Task description →
Spot each line in the records below where the word "Environment" occurs, then copy it.

Provided records →
----

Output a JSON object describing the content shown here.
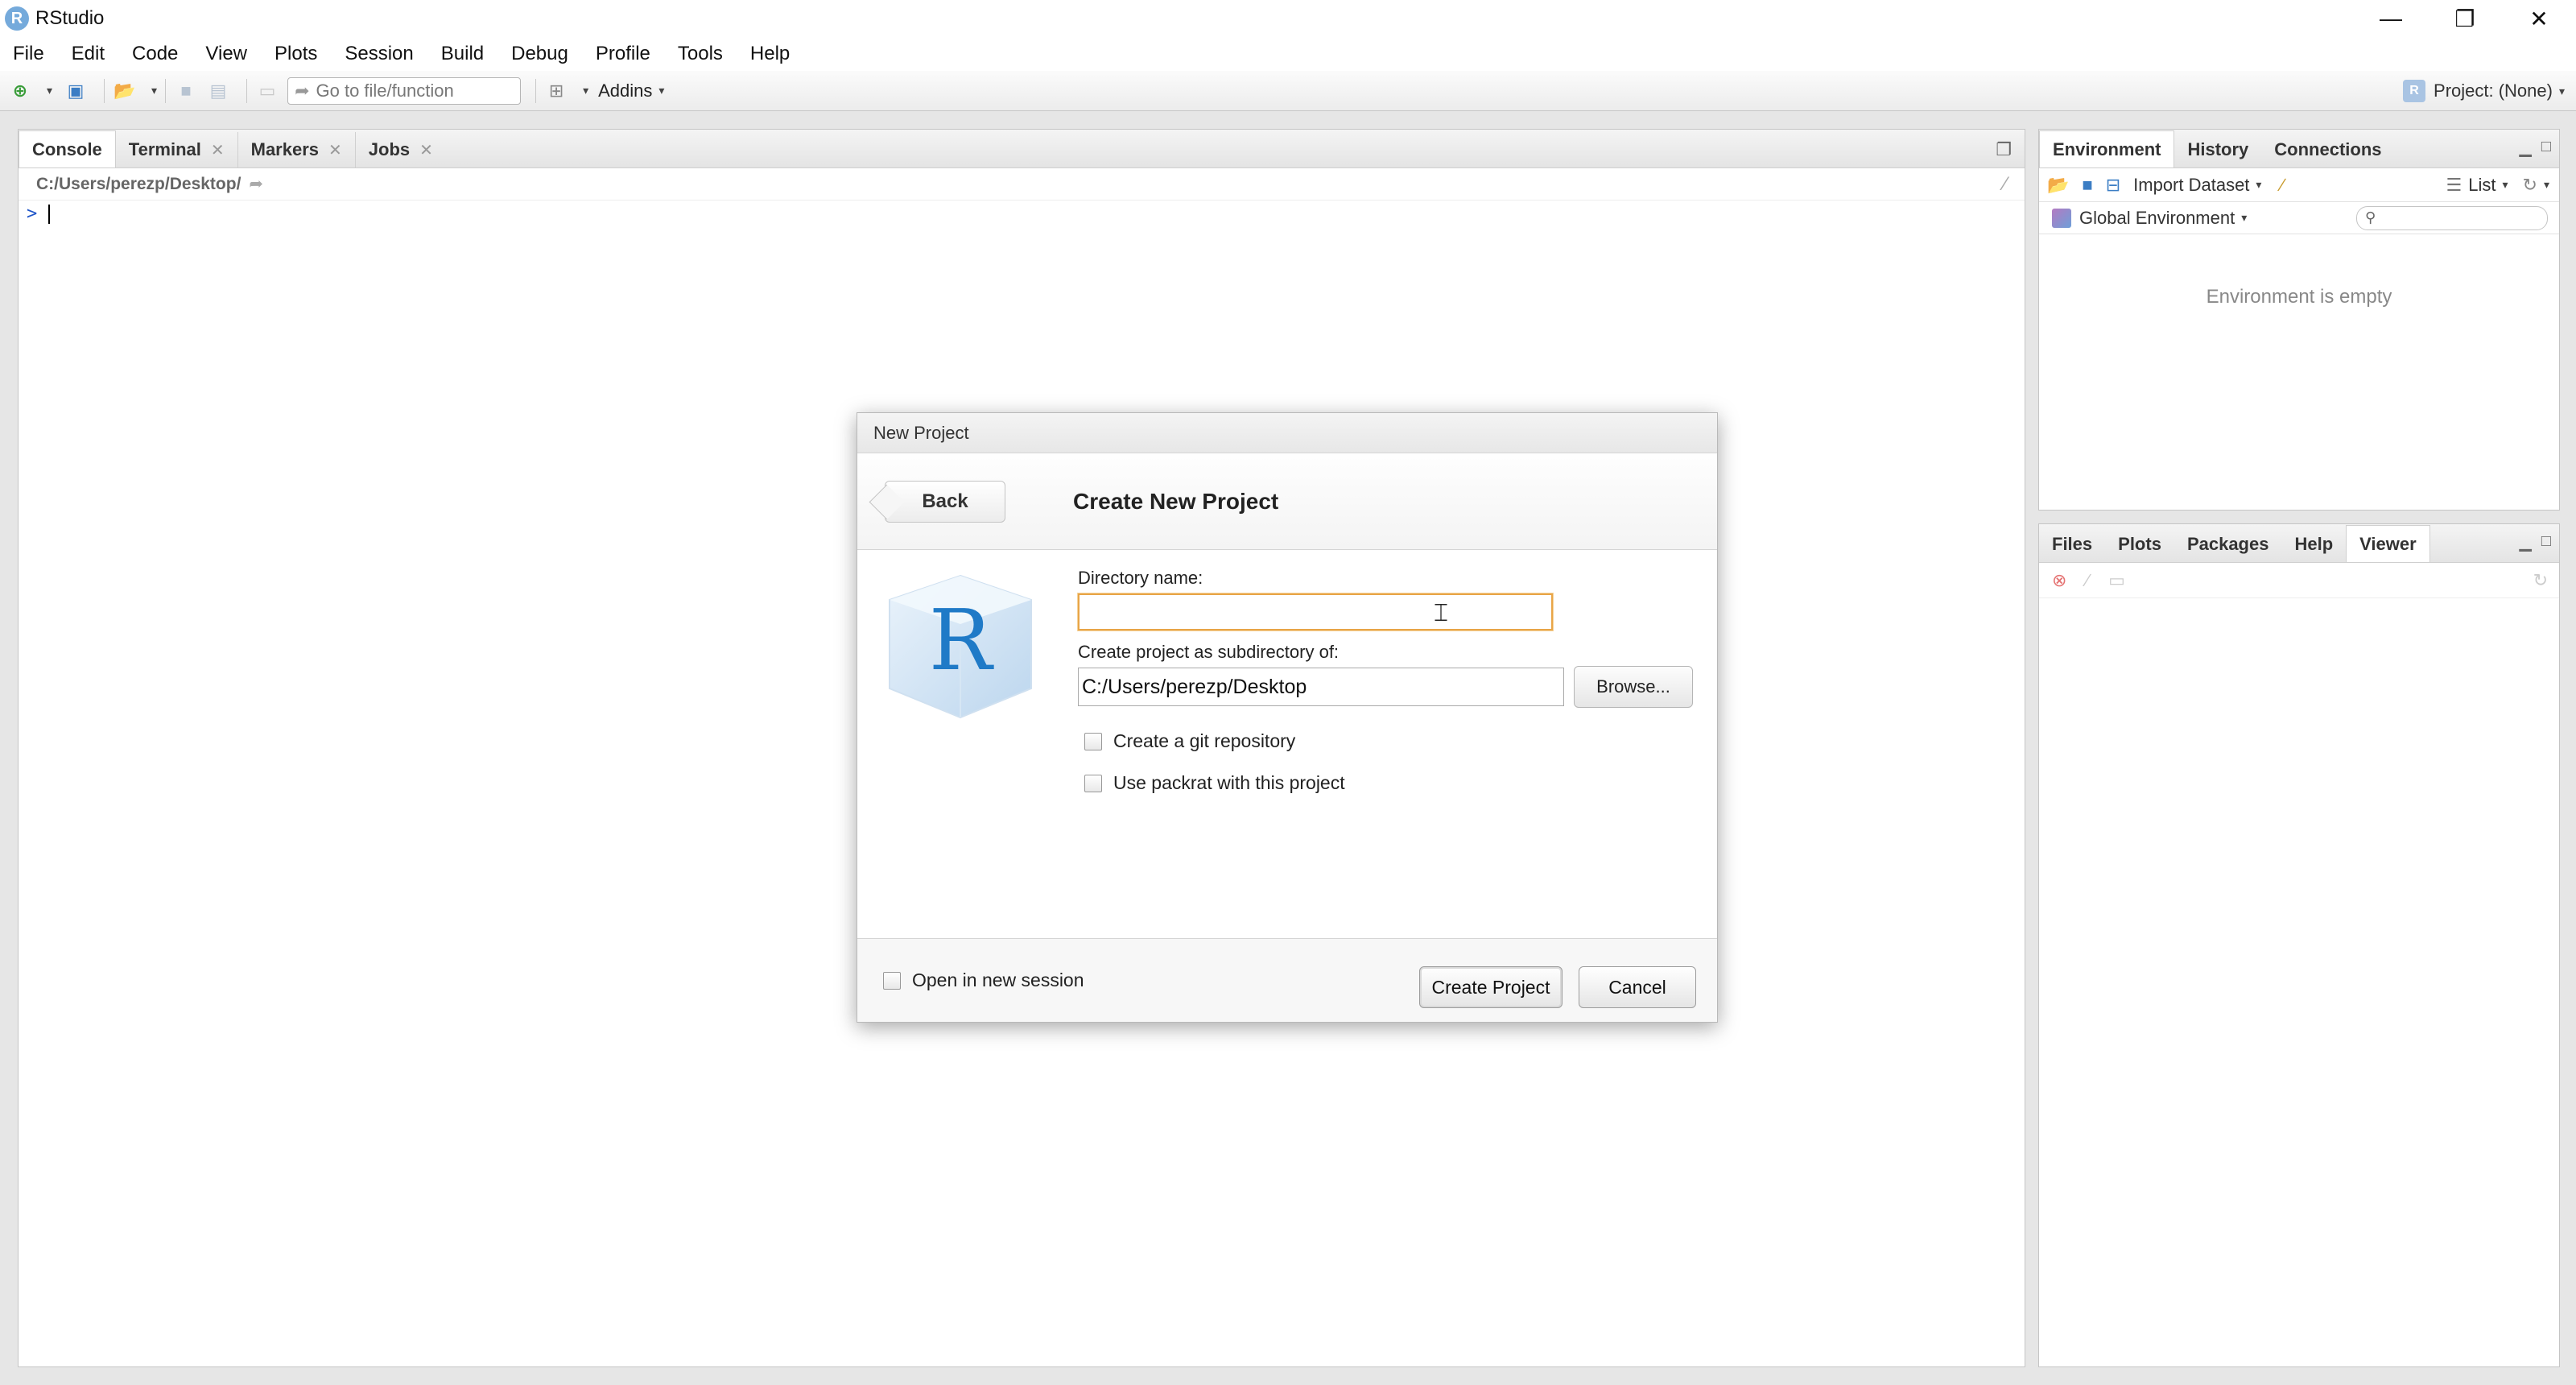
{
  "window": {
    "title": "RStudio",
    "logo": "R",
    "controls": [
      "minimize-icon",
      "restore-icon",
      "close-icon"
    ]
  },
  "menu": [
    "File",
    "Edit",
    "Code",
    "View",
    "Plots",
    "Session",
    "Build",
    "Debug",
    "Profile",
    "Tools",
    "Help"
  ],
  "toolbar": {
    "goto_placeholder": "Go to file/function",
    "addins_label": "Addins",
    "project_label": "Project: (None)",
    "project_logo": "R"
  },
  "left_pane": {
    "tabs": [
      {
        "label": "Console",
        "closable": false
      },
      {
        "label": "Terminal",
        "closable": true
      },
      {
        "label": "Markers",
        "closable": true
      },
      {
        "label": "Jobs",
        "closable": true
      }
    ],
    "path": "C:/Users/perezp/Desktop/",
    "prompt": ">"
  },
  "env_pane": {
    "tabs": [
      "Environment",
      "History",
      "Connections"
    ],
    "import_label": "Import Dataset",
    "list_label": "List",
    "scope_label": "Global Environment",
    "empty_text": "Environment is empty"
  },
  "files_pane": {
    "tabs": [
      "Files",
      "Plots",
      "Packages",
      "Help",
      "Viewer"
    ]
  },
  "dialog": {
    "title": "New Project",
    "back_label": "Back",
    "heading": "Create New Project",
    "logo_letter": "R",
    "dir_label": "Directory name:",
    "dir_value": "",
    "subdir_label": "Create project as subdirectory of:",
    "subdir_value": "C:/Users/perezp/Desktop",
    "browse_label": "Browse...",
    "git_label": "Create a git repository",
    "packrat_label": "Use packrat with this project",
    "new_session_label": "Open in new session",
    "create_label": "Create Project",
    "cancel_label": "Cancel"
  }
}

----

Answer space →
      "Environment",
    "scope_label": "Global Environment",
    "empty_text": "Environment is empty"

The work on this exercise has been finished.